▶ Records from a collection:
=======

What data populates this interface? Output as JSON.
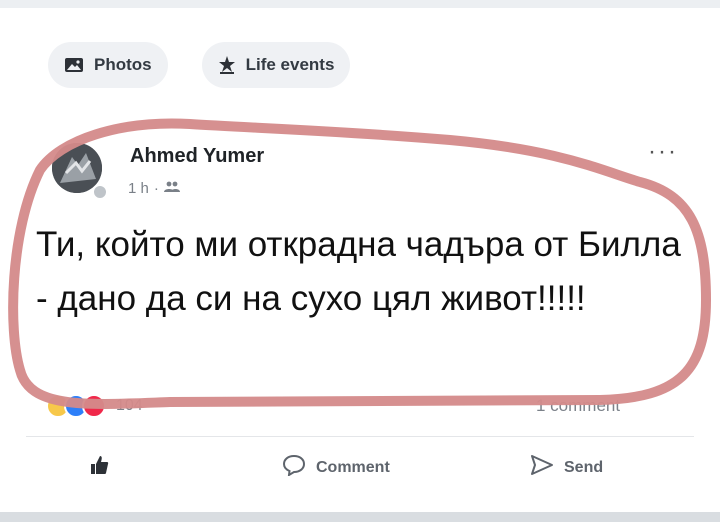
{
  "tabs": [
    {
      "label": "Photos",
      "icon": "photo-icon"
    },
    {
      "label": "Life events",
      "icon": "flag-icon"
    }
  ],
  "post": {
    "author": "Ahmed Yumer",
    "time": "1 h",
    "separator": "·",
    "audience_icon": "friends-icon",
    "more_label": "···",
    "text": "Ти, който ми открадна чадъра от Билла - дано да си на сухо цял живот!!!!!",
    "reactions_count": "104",
    "comments_count": "1 comment"
  },
  "actions": {
    "like_icon": "thumbs-up-icon",
    "comment_label": "Comment",
    "send_label": "Send"
  },
  "colors": {
    "annotation_ring": "#d48a8a",
    "like_blue": "#2d7ff9",
    "love_red": "#f0284a",
    "haha_yellow": "#f7c84a"
  }
}
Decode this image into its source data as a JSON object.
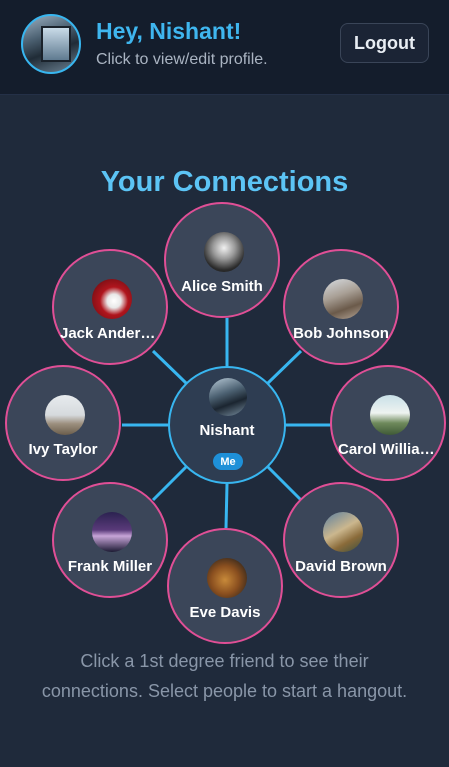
{
  "header": {
    "greeting": "Hey, Nishant!",
    "subtitle": "Click to view/edit profile.",
    "logout_label": "Logout"
  },
  "title": "Your Connections",
  "center": {
    "name": "Nishant",
    "badge": "Me"
  },
  "friends": [
    {
      "name": "Alice Smith"
    },
    {
      "name": "Bob Johnson"
    },
    {
      "name": "Carol Williams"
    },
    {
      "name": "David Brown"
    },
    {
      "name": "Eve Davis"
    },
    {
      "name": "Frank Miller"
    },
    {
      "name": "Ivy Taylor"
    },
    {
      "name": "Jack Anderson"
    }
  ],
  "hint": "Click a 1st degree friend to see their connections. Select people to start a hangout.",
  "colors": {
    "accent": "#3fb6ef",
    "ring": "#e04f96",
    "link": "#38b6f0"
  }
}
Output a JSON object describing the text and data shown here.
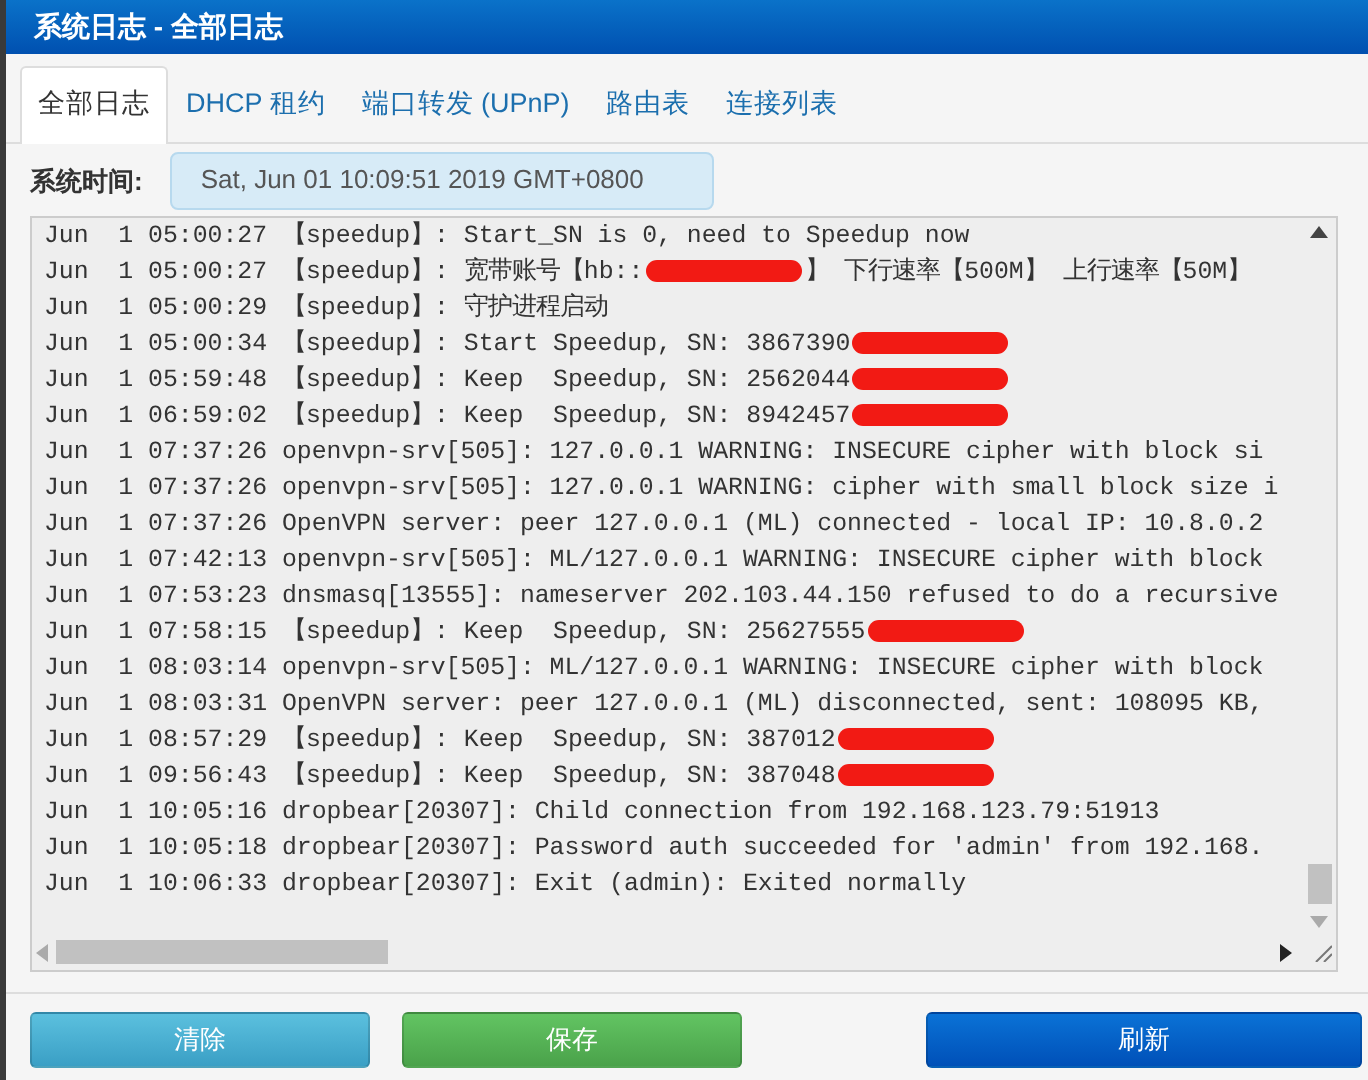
{
  "window": {
    "title": "系统日志 - 全部日志"
  },
  "tabs": [
    {
      "label": "全部日志",
      "selected": true
    },
    {
      "label": "DHCP 租约",
      "selected": false
    },
    {
      "label": "端口转发 (UPnP)",
      "selected": false
    },
    {
      "label": "路由表",
      "selected": false
    },
    {
      "label": "连接列表",
      "selected": false
    }
  ],
  "system_time": {
    "label": "系统时间:",
    "value": "Sat, Jun 01 10:09:51 2019 GMT+0800"
  },
  "log": [
    {
      "text": "Jun  1 05:00:27 【speedup】: Start_SN is 0, need to Speedup now",
      "redacted": false
    },
    {
      "text": "Jun  1 05:00:27 【speedup】: 宽带账号【hb::",
      "redacted": true,
      "after": "】 下行速率【500M】 上行速率【50M】"
    },
    {
      "text": "Jun  1 05:00:29 【speedup】: 守护进程启动",
      "redacted": false
    },
    {
      "text": "Jun  1 05:00:34 【speedup】: Start Speedup, SN: 3867390",
      "redacted": true
    },
    {
      "text": "Jun  1 05:59:48 【speedup】: Keep  Speedup, SN: 2562044",
      "redacted": true
    },
    {
      "text": "Jun  1 06:59:02 【speedup】: Keep  Speedup, SN: 8942457",
      "redacted": true
    },
    {
      "text": "Jun  1 07:37:26 openvpn-srv[505]: 127.0.0.1 WARNING: INSECURE cipher with block si",
      "redacted": false
    },
    {
      "text": "Jun  1 07:37:26 openvpn-srv[505]: 127.0.0.1 WARNING: cipher with small block size i",
      "redacted": false
    },
    {
      "text": "Jun  1 07:37:26 OpenVPN server: peer 127.0.0.1 (ML) connected - local IP: 10.8.0.2",
      "redacted": false
    },
    {
      "text": "Jun  1 07:42:13 openvpn-srv[505]: ML/127.0.0.1 WARNING: INSECURE cipher with block",
      "redacted": false
    },
    {
      "text": "Jun  1 07:53:23 dnsmasq[13555]: nameserver 202.103.44.150 refused to do a recursive",
      "redacted": false
    },
    {
      "text": "Jun  1 07:58:15 【speedup】: Keep  Speedup, SN: 25627555",
      "redacted": true
    },
    {
      "text": "Jun  1 08:03:14 openvpn-srv[505]: ML/127.0.0.1 WARNING: INSECURE cipher with block",
      "redacted": false
    },
    {
      "text": "Jun  1 08:03:31 OpenVPN server: peer 127.0.0.1 (ML) disconnected, sent: 108095 KB,",
      "redacted": false
    },
    {
      "text": "Jun  1 08:57:29 【speedup】: Keep  Speedup, SN: 387012",
      "redacted": true
    },
    {
      "text": "Jun  1 09:56:43 【speedup】: Keep  Speedup, SN: 387048",
      "redacted": true
    },
    {
      "text": "Jun  1 10:05:16 dropbear[20307]: Child connection from 192.168.123.79:51913",
      "redacted": false
    },
    {
      "text": "Jun  1 10:05:18 dropbear[20307]: Password auth succeeded for 'admin' from 192.168.",
      "redacted": false
    },
    {
      "text": "Jun  1 10:06:33 dropbear[20307]: Exit (admin): Exited normally",
      "redacted": false
    }
  ],
  "buttons": [
    {
      "label": "清除",
      "kind": "info"
    },
    {
      "label": "保存",
      "kind": "success"
    },
    {
      "label": "刷新",
      "kind": "primary"
    }
  ]
}
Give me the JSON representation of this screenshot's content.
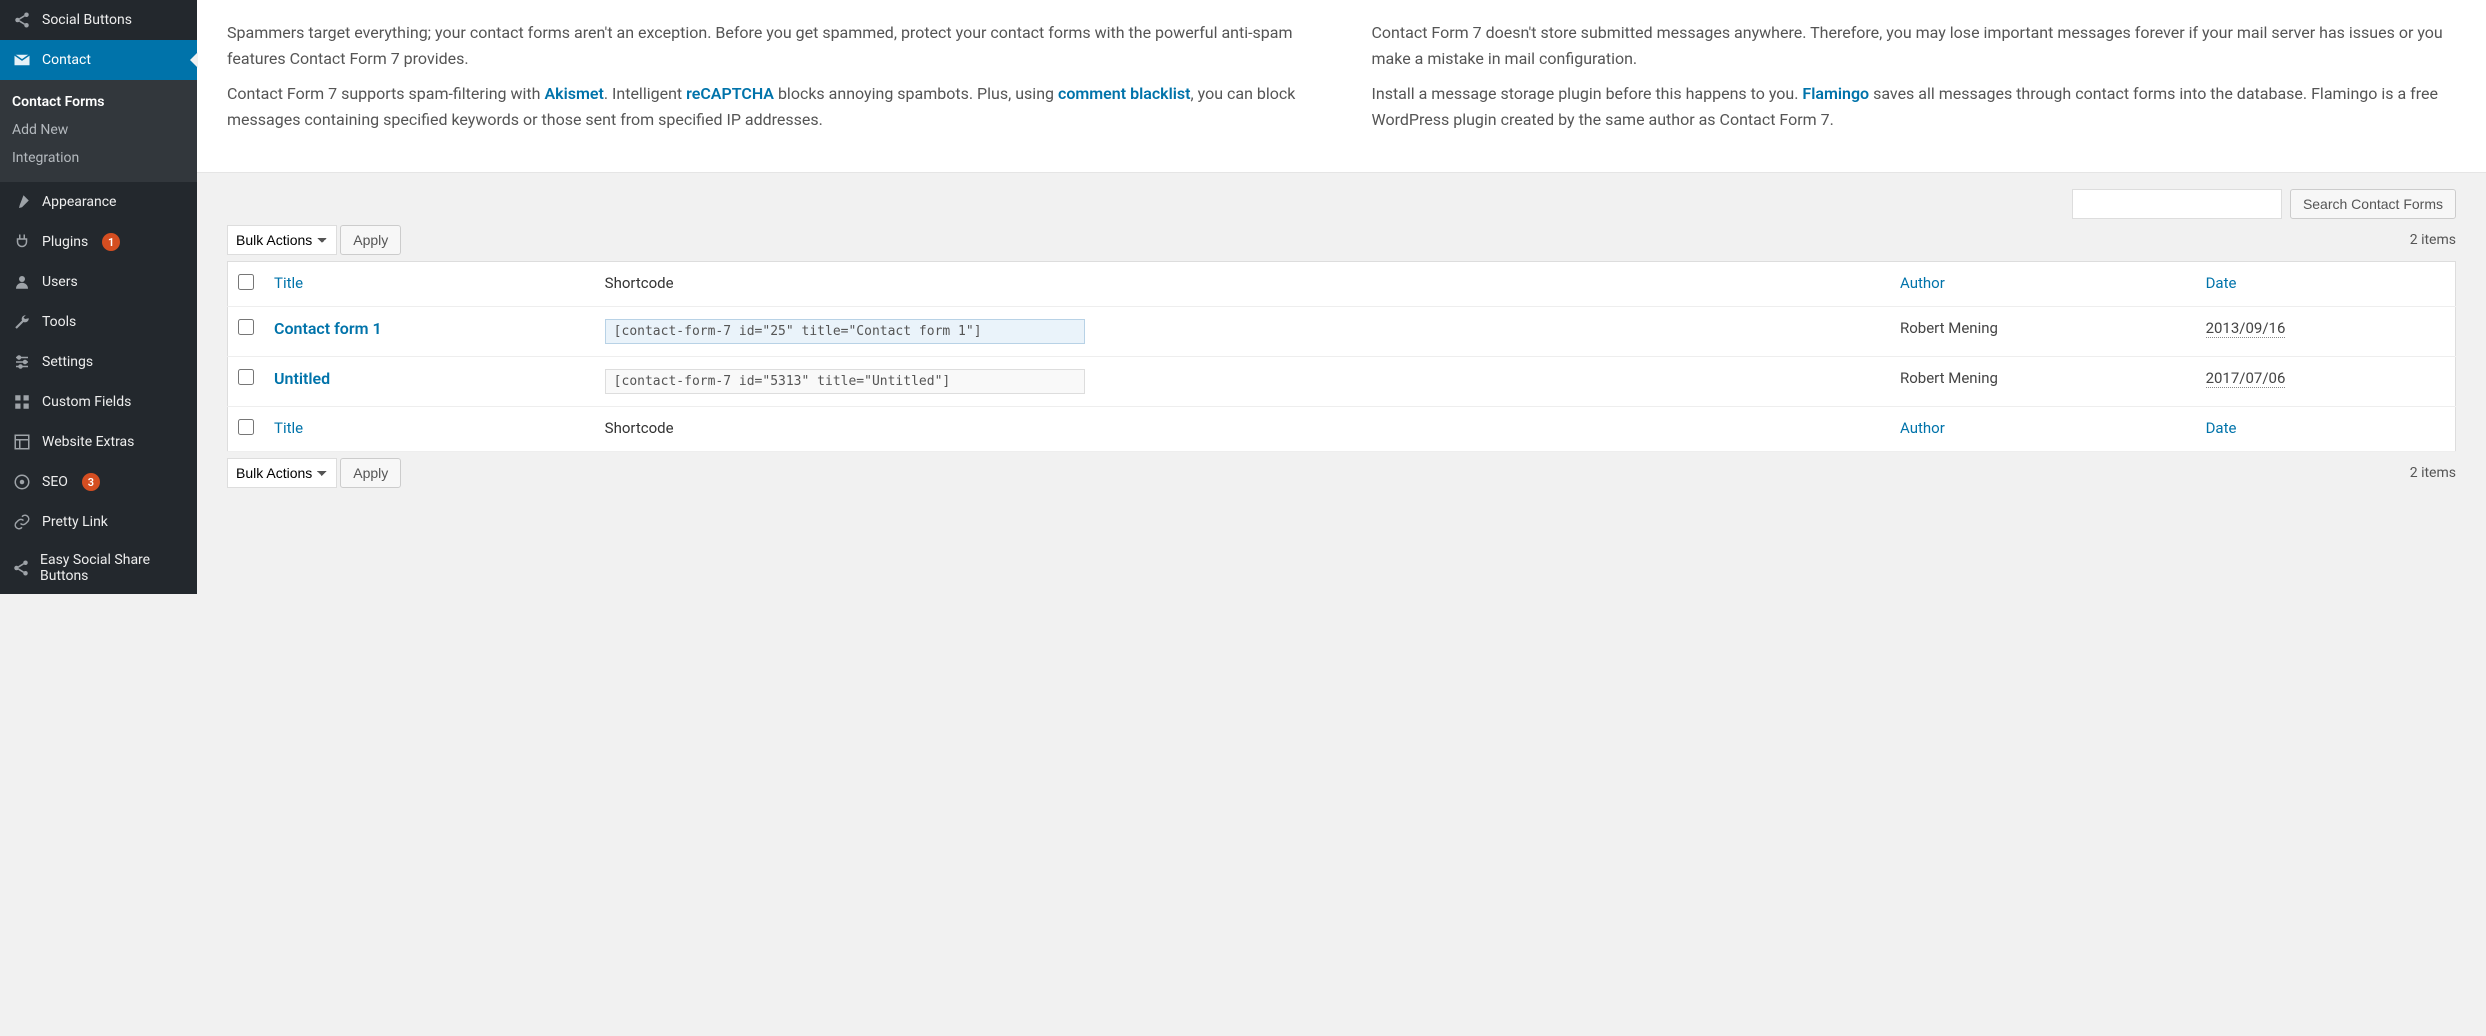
{
  "sidebar": {
    "items": [
      {
        "icon": "share",
        "label": "Social Buttons"
      },
      {
        "icon": "mail",
        "label": "Contact",
        "current": true,
        "submenu": [
          {
            "label": "Contact Forms",
            "selected": true
          },
          {
            "label": "Add New"
          },
          {
            "label": "Integration"
          }
        ]
      },
      {
        "icon": "brush",
        "label": "Appearance"
      },
      {
        "icon": "plug",
        "label": "Plugins",
        "badge": "1"
      },
      {
        "icon": "user",
        "label": "Users"
      },
      {
        "icon": "wrench",
        "label": "Tools"
      },
      {
        "icon": "sliders",
        "label": "Settings"
      },
      {
        "icon": "grid",
        "label": "Custom Fields"
      },
      {
        "icon": "layout",
        "label": "Website Extras"
      },
      {
        "icon": "seo",
        "label": "SEO",
        "badge": "3"
      },
      {
        "icon": "link",
        "label": "Pretty Link"
      },
      {
        "icon": "share",
        "label": "Easy Social Share Buttons"
      }
    ]
  },
  "notices": {
    "left": {
      "p1": "Spammers target everything; your contact forms aren't an exception. Before you get spammed, protect your contact forms with the powerful anti-spam features Contact Form 7 provides.",
      "p2a": "Contact Form 7 supports spam-filtering with ",
      "akismet": "Akismet",
      "p2b": ". Intelligent ",
      "recaptcha": "reCAPTCHA",
      "p2c": " blocks annoying spambots. Plus, using ",
      "blacklist": "comment blacklist",
      "p2d": ", you can block messages containing specified keywords or those sent from specified IP addresses."
    },
    "right": {
      "p1": "Contact Form 7 doesn't store submitted messages anywhere. Therefore, you may lose important messages forever if your mail server has issues or you make a mistake in mail configuration.",
      "p2a": "Install a message storage plugin before this happens to you. ",
      "flamingo": "Flamingo",
      "p2b": " saves all messages through contact forms into the database. Flamingo is a free WordPress plugin created by the same author as Contact Form 7."
    }
  },
  "search": {
    "button": "Search Contact Forms"
  },
  "bulk": {
    "label": "Bulk Actions",
    "apply": "Apply"
  },
  "count_label": "2 items",
  "table": {
    "headers": {
      "title": "Title",
      "shortcode": "Shortcode",
      "author": "Author",
      "date": "Date"
    },
    "rows": [
      {
        "title": "Contact form 1",
        "shortcode": "[contact-form-7 id=\"25\" title=\"Contact form 1\"]",
        "author": "Robert Mening",
        "date": "2013/09/16",
        "selected": true
      },
      {
        "title": "Untitled",
        "shortcode": "[contact-form-7 id=\"5313\" title=\"Untitled\"]",
        "author": "Robert Mening",
        "date": "2017/07/06",
        "selected": false
      }
    ]
  }
}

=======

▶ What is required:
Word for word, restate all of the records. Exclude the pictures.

▶ Exercise solution:
What data populates this interface? Output as JSON.
{
  "tabs": [
    {
      "label": "Photos",
      "icon": "photo-icon"
    },
    {
      "label": "Life events",
      "icon": "flag-icon"
    }
  ],
  "post": {
    "author": "Ahmed Yumer",
    "time": "1 h",
    "separator": "·",
    "audience_icon": "friends-icon",
    "more_label": "···",
    "text": "Ти, който ми открадна чадъра от Билла - дано да си на сухо цял живот!!!!!",
    "reactions_count": "104",
    "comments_count": "1 comment"
  },
  "actions": {
    "like_icon": "thumbs-up-icon",
    "comment_label": "Comment",
    "send_label": "Send"
  },
  "colors": {
    "annotation_ring": "#d48a8a",
    "like_blue": "#2d7ff9",
    "love_red": "#f0284a",
    "haha_yellow": "#f7c84a"
  }
}
Decode this image into its source data as a JSON object.
{
  "header": {
    "greeting": "Hey, Nishant!",
    "subtitle": "Click to view/edit profile.",
    "logout_label": "Logout"
  },
  "title": "Your Connections",
  "center": {
    "name": "Nishant",
    "badge": "Me"
  },
  "friends": [
    {
      "name": "Alice Smith"
    },
    {
      "name": "Bob Johnson"
    },
    {
      "name": "Carol Williams"
    },
    {
      "name": "David Brown"
    },
    {
      "name": "Eve Davis"
    },
    {
      "name": "Frank Miller"
    },
    {
      "name": "Ivy Taylor"
    },
    {
      "name": "Jack Anderson"
    }
  ],
  "hint": "Click a 1st degree friend to see their connections. Select people to start a hangout.",
  "colors": {
    "accent": "#3fb6ef",
    "ring": "#e04f96",
    "link": "#38b6f0"
  }
}
Output a JSON object describing the text and data shown here.
{
  "window": {
    "title": "系统日志 - 全部日志"
  },
  "tabs": [
    {
      "label": "全部日志",
      "selected": true
    },
    {
      "label": "DHCP 租约",
      "selected": false
    },
    {
      "label": "端口转发 (UPnP)",
      "selected": false
    },
    {
      "label": "路由表",
      "selected": false
    },
    {
      "label": "连接列表",
      "selected": false
    }
  ],
  "system_time": {
    "label": "系统时间:",
    "value": "Sat, Jun 01 10:09:51 2019 GMT+0800"
  },
  "log": [
    {
      "text": "Jun  1 05:00:27 【speedup】: Start_SN is 0, need to Speedup now",
      "redacted": false
    },
    {
      "text": "Jun  1 05:00:27 【speedup】: 宽带账号【hb::",
      "redacted": true,
      "after": "】 下行速率【500M】 上行速率【50M】"
    },
    {
      "text": "Jun  1 05:00:29 【speedup】: 守护进程启动",
      "redacted": false
    },
    {
      "text": "Jun  1 05:00:34 【speedup】: Start Speedup, SN: 3867390",
      "redacted": true
    },
    {
      "text": "Jun  1 05:59:48 【speedup】: Keep  Speedup, SN: 2562044",
      "redacted": true
    },
    {
      "text": "Jun  1 06:59:02 【speedup】: Keep  Speedup, SN: 8942457",
      "redacted": true
    },
    {
      "text": "Jun  1 07:37:26 openvpn-srv[505]: 127.0.0.1 WARNING: INSECURE cipher with block si",
      "redacted": false
    },
    {
      "text": "Jun  1 07:37:26 openvpn-srv[505]: 127.0.0.1 WARNING: cipher with small block size i",
      "redacted": false
    },
    {
      "text": "Jun  1 07:37:26 OpenVPN server: peer 127.0.0.1 (ML) connected - local IP: 10.8.0.2",
      "redacted": false
    },
    {
      "text": "Jun  1 07:42:13 openvpn-srv[505]: ML/127.0.0.1 WARNING: INSECURE cipher with block",
      "redacted": false
    },
    {
      "text": "Jun  1 07:53:23 dnsmasq[13555]: nameserver 202.103.44.150 refused to do a recursive",
      "redacted": false
    },
    {
      "text": "Jun  1 07:58:15 【speedup】: Keep  Speedup, SN: 25627555",
      "redacted": true
    },
    {
      "text": "Jun  1 08:03:14 openvpn-srv[505]: ML/127.0.0.1 WARNING: INSECURE cipher with block",
      "redacted": false
    },
    {
      "text": "Jun  1 08:03:31 OpenVPN server: peer 127.0.0.1 (ML) disconnected, sent: 108095 KB,",
      "redacted": false
    },
    {
      "text": "Jun  1 08:57:29 【speedup】: Keep  Speedup, SN: 387012",
      "redacted": true
    },
    {
      "text": "Jun  1 09:56:43 【speedup】: Keep  Speedup, SN: 387048",
      "redacted": true
    },
    {
      "text": "Jun  1 10:05:16 dropbear[20307]: Child connection from 192.168.123.79:51913",
      "redacted": false
    },
    {
      "text": "Jun  1 10:05:18 dropbear[20307]: Password auth succeeded for 'admin' from 192.168.",
      "redacted": false
    },
    {
      "text": "Jun  1 10:06:33 dropbear[20307]: Exit (admin): Exited normally",
      "redacted": false
    }
  ],
  "buttons": [
    {
      "label": "清除",
      "kind": "info"
    },
    {
      "label": "保存",
      "kind": "success"
    },
    {
      "label": "刷新",
      "kind": "primary"
    }
  ]
}
Give me the JSON representation of this screenshot's content.
{
  "sidebar": {
    "items": [
      {
        "icon": "share",
        "label": "Social Buttons"
      },
      {
        "icon": "mail",
        "label": "Contact",
        "current": true,
        "submenu": [
          {
            "label": "Contact Forms",
            "selected": true
          },
          {
            "label": "Add New"
          },
          {
            "label": "Integration"
          }
        ]
      },
      {
        "icon": "brush",
        "label": "Appearance"
      },
      {
        "icon": "plug",
        "label": "Plugins",
        "badge": "1"
      },
      {
        "icon": "user",
        "label": "Users"
      },
      {
        "icon": "wrench",
        "label": "Tools"
      },
      {
        "icon": "sliders",
        "label": "Settings"
      },
      {
        "icon": "grid",
        "label": "Custom Fields"
      },
      {
        "icon": "layout",
        "label": "Website Extras"
      },
      {
        "icon": "seo",
        "label": "SEO",
        "badge": "3"
      },
      {
        "icon": "link",
        "label": "Pretty Link"
      },
      {
        "icon": "share",
        "label": "Easy Social Share Buttons"
      }
    ]
  },
  "notices": {
    "left": {
      "p1": "Spammers target everything; your contact forms aren't an exception. Before you get spammed, protect your contact forms with the powerful anti-spam features Contact Form 7 provides.",
      "p2a": "Contact Form 7 supports spam-filtering with ",
      "akismet": "Akismet",
      "p2b": ". Intelligent ",
      "recaptcha": "reCAPTCHA",
      "p2c": " blocks annoying spambots. Plus, using ",
      "blacklist": "comment blacklist",
      "p2d": ", you can block messages containing specified keywords or those sent from specified IP addresses."
    },
    "right": {
      "p1": "Contact Form 7 doesn't store submitted messages anywhere. Therefore, you may lose important messages forever if your mail server has issues or you make a mistake in mail configuration.",
      "p2a": "Install a message storage plugin before this happens to you. ",
      "flamingo": "Flamingo",
      "p2b": " saves all messages through contact forms into the database. Flamingo is a free WordPress plugin created by the same author as Contact Form 7."
    }
  },
  "search": {
    "button": "Search Contact Forms"
  },
  "bulk": {
    "label": "Bulk Actions",
    "apply": "Apply"
  },
  "count_label": "2 items",
  "table": {
    "headers": {
      "title": "Title",
      "shortcode": "Shortcode",
      "author": "Author",
      "date": "Date"
    },
    "rows": [
      {
        "title": "Contact form 1",
        "shortcode": "[contact-form-7 id=\"25\" title=\"Contact form 1\"]",
        "author": "Robert Mening",
        "date": "2013/09/16",
        "selected": true
      },
      {
        "title": "Untitled",
        "shortcode": "[contact-form-7 id=\"5313\" title=\"Untitled\"]",
        "author": "Robert Mening",
        "date": "2017/07/06",
        "selected": false
      }
    ]
  }
}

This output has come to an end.